Whether plaintiff's state remedies here are "plain, adequate and complete," must be determined. Fair Assessment, supra -- - U.S. at -- , 102 S. Ct. at 186. The Court has directed federal courts to look to the numerous federal decisions treating the adequacy of state remedies in determining whether plaintiffs seeking protection of federal rights in federal courts should be remitted to state remedies. Fair Assessment, supra -- - U.S. at -- , n.8, 102 S. Ct. at 186, n.8. An adverse determination by the Pennsylvania State Board of Finance and Review can be appealed as of right to the Commonwealth Court; Pa.R.App.P. 1571.

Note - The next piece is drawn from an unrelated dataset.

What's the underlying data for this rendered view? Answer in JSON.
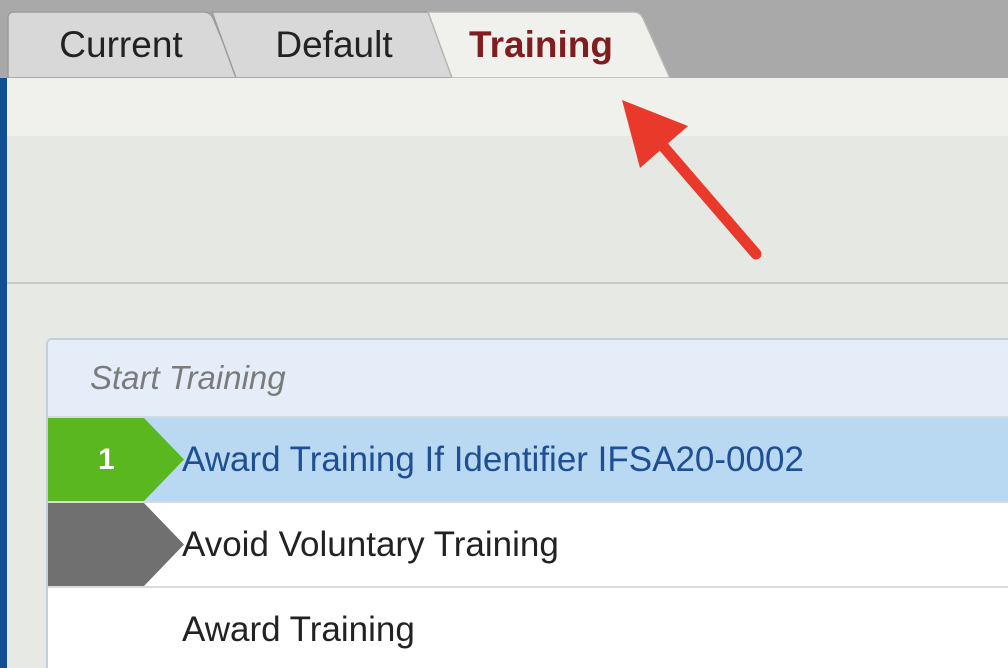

However, such an action must be commenced within 30 days of the Board's determination. Id.
In Sappington's case, the Board of Finance and Review sustained the Sales Tax Board of Review on December 18, 1974. (Second Amended Complaint at P 6). Sappington did not seek review in the state courts but commenced this action on August 22, 1978 instead. It is likely that the appropriate state action is now time barred.
The Court found no significant difference between plain, adequate and complete state remedies and those which are plain, speedy and efficient within the meaning of the Tax Injunction Act. Fair Assessment, supra -- - U.S. at -- , n.8, 102 S. Ct. at 186, n.8. Case law under the Tax Injunction Act does not hold state remedies inadequate because they are time barred. The test under the Tax Injunction Act is whether a state remedy ever existed for the plaintiffs. The fact that it is not available under state law because of the passage of time does not render the remedy insufficient. Thus, Bonin v. Gannon, 494 F. Supp. 78, 81 (M.D.Pa.1980), held that plaintiffs' failure to use the statutory method for challenging improper assessments in a timely manner barred their federal § 1983 action. Accord, Aluminum Company of America v. Department of Treasury, 522 F.2d 1120 (6th Cir. 1975) (state statute of limitations expired on day plaintiff commenced federal suit; state remedy adequate); Kistner v. Milliken, 432 F. Supp. 1001 (E.D.Mich.1977).
Mr. Sappington could have obtained judicial review in the state courts; he did not do so. Instead, he commenced this federal action almost four years later. The decision in Fair Assessment deprives him of the jurisdictional right to proceed in federal court when, as here, an adequate state remedy is or has ...